Just read your post... that's what we do! My husband Marcus and I are starting up a company that takes kids (middle and high school age) outdoors to teach leadership, confidence, outdoor skills and environmental science. Soooo very important to get out and use what nature provides for us! Check us out www.getoutandlead.com
Becky Tessier, co-founder
Get Out and Lead!
Here's an interesting project for elementary kids from an Edutopia article that ran earlier this year: Students opt out of receiving paper catalogs in the mail via a "Catalog Canceling Challenge."
Might be a fun project as the holiday catalog mania heats up.
I'm new to environmental. I'm working on a mini grant and need innovative ideas on teaching the kids about the environment inside a traditional elementary library. Mostly when I asked kids how the library should be now that we have an environmental focus, they came up with ideas about building individual reading nooks and lofts, treehouse like within the library. Also I wonder about if we could do something indoors that would make students more prepared to go outdoors, overcoming ecophobia by learning about nature through technology or literature. Does anyone have pictures or ideas of great resources indoors that support outdoor learning?
Love the thought!! I've not seen this thought/application but my ideas revolve around "pretend" play areas based on a nature theme..for our themes we have pitched a tent in the classroom, built a teepee, made Max's Room out of trellises & paper leaves/vines, made a den out of a box, built a bird nest out of brown bags & newspapers and have made ponds & streams with kiddie pools and blue rolled paper. These play areas are used in the classroom while the theme is being taught and then dismantled for another time and replaced with something else.
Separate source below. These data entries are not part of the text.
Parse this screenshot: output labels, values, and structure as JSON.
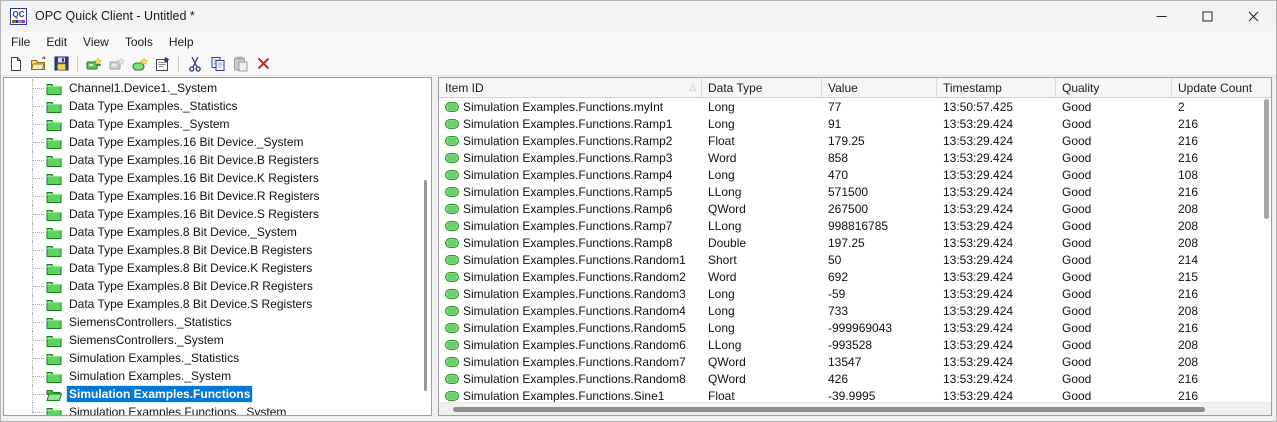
{
  "window": {
    "title": "OPC Quick Client - Untitled *",
    "app_icon_text": "QC",
    "controls": [
      {
        "name": "minimize-button",
        "glyph": "minimize-icon"
      },
      {
        "name": "maximize-button",
        "glyph": "maximize-icon"
      },
      {
        "name": "close-button",
        "glyph": "close-icon"
      }
    ]
  },
  "menu_bar": {
    "items": [
      "File",
      "Edit",
      "View",
      "Tools",
      "Help"
    ]
  },
  "toolbar": {
    "buttons": [
      {
        "name": "new-file",
        "icon": "new-document-icon",
        "enabled": true
      },
      {
        "name": "open-file",
        "icon": "open-folder-icon",
        "enabled": true
      },
      {
        "name": "save",
        "icon": "save-icon",
        "enabled": true
      },
      {
        "name": "new-server-connection",
        "icon": "new-server-icon",
        "enabled": true
      },
      {
        "name": "new-group",
        "icon": "new-group-icon",
        "enabled": false
      },
      {
        "name": "new-item",
        "icon": "new-item-icon",
        "enabled": true
      },
      {
        "name": "properties",
        "icon": "properties-icon",
        "enabled": true
      },
      {
        "name": "cut",
        "icon": "cut-icon",
        "enabled": true
      },
      {
        "name": "copy",
        "icon": "copy-icon",
        "enabled": true
      },
      {
        "name": "paste",
        "icon": "paste-icon",
        "enabled": false
      },
      {
        "name": "delete",
        "icon": "delete-icon",
        "enabled": true
      }
    ]
  },
  "tree": {
    "items": [
      {
        "label": "Channel1.Device1._System",
        "selected": false
      },
      {
        "label": "Data Type Examples._Statistics",
        "selected": false
      },
      {
        "label": "Data Type Examples._System",
        "selected": false
      },
      {
        "label": "Data Type Examples.16 Bit Device._System",
        "selected": false
      },
      {
        "label": "Data Type Examples.16 Bit Device.B Registers",
        "selected": false
      },
      {
        "label": "Data Type Examples.16 Bit Device.K Registers",
        "selected": false
      },
      {
        "label": "Data Type Examples.16 Bit Device.R Registers",
        "selected": false
      },
      {
        "label": "Data Type Examples.16 Bit Device.S Registers",
        "selected": false
      },
      {
        "label": "Data Type Examples.8 Bit Device._System",
        "selected": false
      },
      {
        "label": "Data Type Examples.8 Bit Device.B Registers",
        "selected": false
      },
      {
        "label": "Data Type Examples.8 Bit Device.K Registers",
        "selected": false
      },
      {
        "label": "Data Type Examples.8 Bit Device.R Registers",
        "selected": false
      },
      {
        "label": "Data Type Examples.8 Bit Device.S Registers",
        "selected": false
      },
      {
        "label": "SiemensControllers._Statistics",
        "selected": false
      },
      {
        "label": "SiemensControllers._System",
        "selected": false
      },
      {
        "label": "Simulation Examples._Statistics",
        "selected": false
      },
      {
        "label": "Simulation Examples._System",
        "selected": false
      },
      {
        "label": "Simulation Examples.Functions",
        "selected": true
      },
      {
        "label": "Simulation Examples.Functions._System",
        "selected": false
      }
    ]
  },
  "table": {
    "columns": [
      "Item ID",
      "Data Type",
      "Value",
      "Timestamp",
      "Quality",
      "Update Count"
    ],
    "sort": {
      "column": "Item ID",
      "direction": "asc"
    },
    "rows": [
      {
        "item_id": "Simulation Examples.Functions.myInt",
        "data_type": "Long",
        "value": "77",
        "timestamp": "13:50:57.425",
        "quality": "Good",
        "update_count": "2"
      },
      {
        "item_id": "Simulation Examples.Functions.Ramp1",
        "data_type": "Long",
        "value": "91",
        "timestamp": "13:53:29.424",
        "quality": "Good",
        "update_count": "216"
      },
      {
        "item_id": "Simulation Examples.Functions.Ramp2",
        "data_type": "Float",
        "value": "179.25",
        "timestamp": "13:53:29.424",
        "quality": "Good",
        "update_count": "216"
      },
      {
        "item_id": "Simulation Examples.Functions.Ramp3",
        "data_type": "Word",
        "value": "858",
        "timestamp": "13:53:29.424",
        "quality": "Good",
        "update_count": "216"
      },
      {
        "item_id": "Simulation Examples.Functions.Ramp4",
        "data_type": "Long",
        "value": "470",
        "timestamp": "13:53:29.424",
        "quality": "Good",
        "update_count": "108"
      },
      {
        "item_id": "Simulation Examples.Functions.Ramp5",
        "data_type": "LLong",
        "value": "571500",
        "timestamp": "13:53:29.424",
        "quality": "Good",
        "update_count": "216"
      },
      {
        "item_id": "Simulation Examples.Functions.Ramp6",
        "data_type": "QWord",
        "value": "267500",
        "timestamp": "13:53:29.424",
        "quality": "Good",
        "update_count": "208"
      },
      {
        "item_id": "Simulation Examples.Functions.Ramp7",
        "data_type": "LLong",
        "value": "998816785",
        "timestamp": "13:53:29.424",
        "quality": "Good",
        "update_count": "208"
      },
      {
        "item_id": "Simulation Examples.Functions.Ramp8",
        "data_type": "Double",
        "value": "197.25",
        "timestamp": "13:53:29.424",
        "quality": "Good",
        "update_count": "208"
      },
      {
        "item_id": "Simulation Examples.Functions.Random1",
        "data_type": "Short",
        "value": "50",
        "timestamp": "13:53:29.424",
        "quality": "Good",
        "update_count": "214"
      },
      {
        "item_id": "Simulation Examples.Functions.Random2",
        "data_type": "Word",
        "value": "692",
        "timestamp": "13:53:29.424",
        "quality": "Good",
        "update_count": "215"
      },
      {
        "item_id": "Simulation Examples.Functions.Random3",
        "data_type": "Long",
        "value": "-59",
        "timestamp": "13:53:29.424",
        "quality": "Good",
        "update_count": "216"
      },
      {
        "item_id": "Simulation Examples.Functions.Random4",
        "data_type": "Long",
        "value": "733",
        "timestamp": "13:53:29.424",
        "quality": "Good",
        "update_count": "208"
      },
      {
        "item_id": "Simulation Examples.Functions.Random5",
        "data_type": "Long",
        "value": "-999969043",
        "timestamp": "13:53:29.424",
        "quality": "Good",
        "update_count": "216"
      },
      {
        "item_id": "Simulation Examples.Functions.Random6",
        "data_type": "LLong",
        "value": "-993528",
        "timestamp": "13:53:29.424",
        "quality": "Good",
        "update_count": "208"
      },
      {
        "item_id": "Simulation Examples.Functions.Random7",
        "data_type": "QWord",
        "value": "13547",
        "timestamp": "13:53:29.424",
        "quality": "Good",
        "update_count": "208"
      },
      {
        "item_id": "Simulation Examples.Functions.Random8",
        "data_type": "QWord",
        "value": "426",
        "timestamp": "13:53:29.424",
        "quality": "Good",
        "update_count": "216"
      },
      {
        "item_id": "Simulation Examples.Functions.Sine1",
        "data_type": "Float",
        "value": "-39.9995",
        "timestamp": "13:53:29.424",
        "quality": "Good",
        "update_count": "216"
      }
    ]
  },
  "colors": {
    "selection_blue": "#0078d7",
    "folder_green": "#5fd35f",
    "toolbar_delete_red": "#c42b1c"
  }
}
We work with preschoolers, but I think it'd be great to "assign" themes to a class to research & design a place in the library. Our preschoolers always help with the building but our staff brainstorm the design stage. What better way for the students to learn than to teach others!! It also helps with respect of the project if the students play a major part in building it.
Many times the kids were given ideas for role play (and came up with their own); made up songs, poems, stories about what could happen in their play place, we also include changing seasons by using white sheets (snow) to cover the area, silk leaves for fall, etc. There are TONS of pic books that we incorporated into each theme too.(I'm sure you can think of a few too!)
By setting up these play areas and allowing the kids to explore, inquire and manipulate they can become familiar with the theme indoors and then feel more comfortable basically in the same place, only outdoors. It also takes time to build their trust of the outdoors!! Start your excursions as short (5-10 min) trips and build up to the desired length of outdoor lesson.
I am very interested in how this goes and where you’re submitting to. My mom is our community librarian and I work with many schools that are developing outdoor learning areas, I love the idea of linking the 2 even further!!
[quote]I'm new to environmental. I'm working on a mini grant and need innovative ideas on teaching the kids about the environment inside a traditional elementary library. Mostly when I asked kids how the library should be now that we have an environmental focus, they came up with ideas about building individual reading nooks and lofts, treehouse like within the library. Also I wonder about if we could do something indoors that would make students more prepared to go outdoors, overcoming ecophobia by learning about nature through technology or literature. Does anyone have pictures or ideas of great resources indoors that support outdoor learning?[/quote]
The Will Steger Foundation has interdisciplinary, standards based climate change curriculum free to download at:
In addition the weekly blog, Climate Lessons at www.willstegerfoundation.org/climatelessons is dedicated to providing tools and references for educators and communicators of climate change.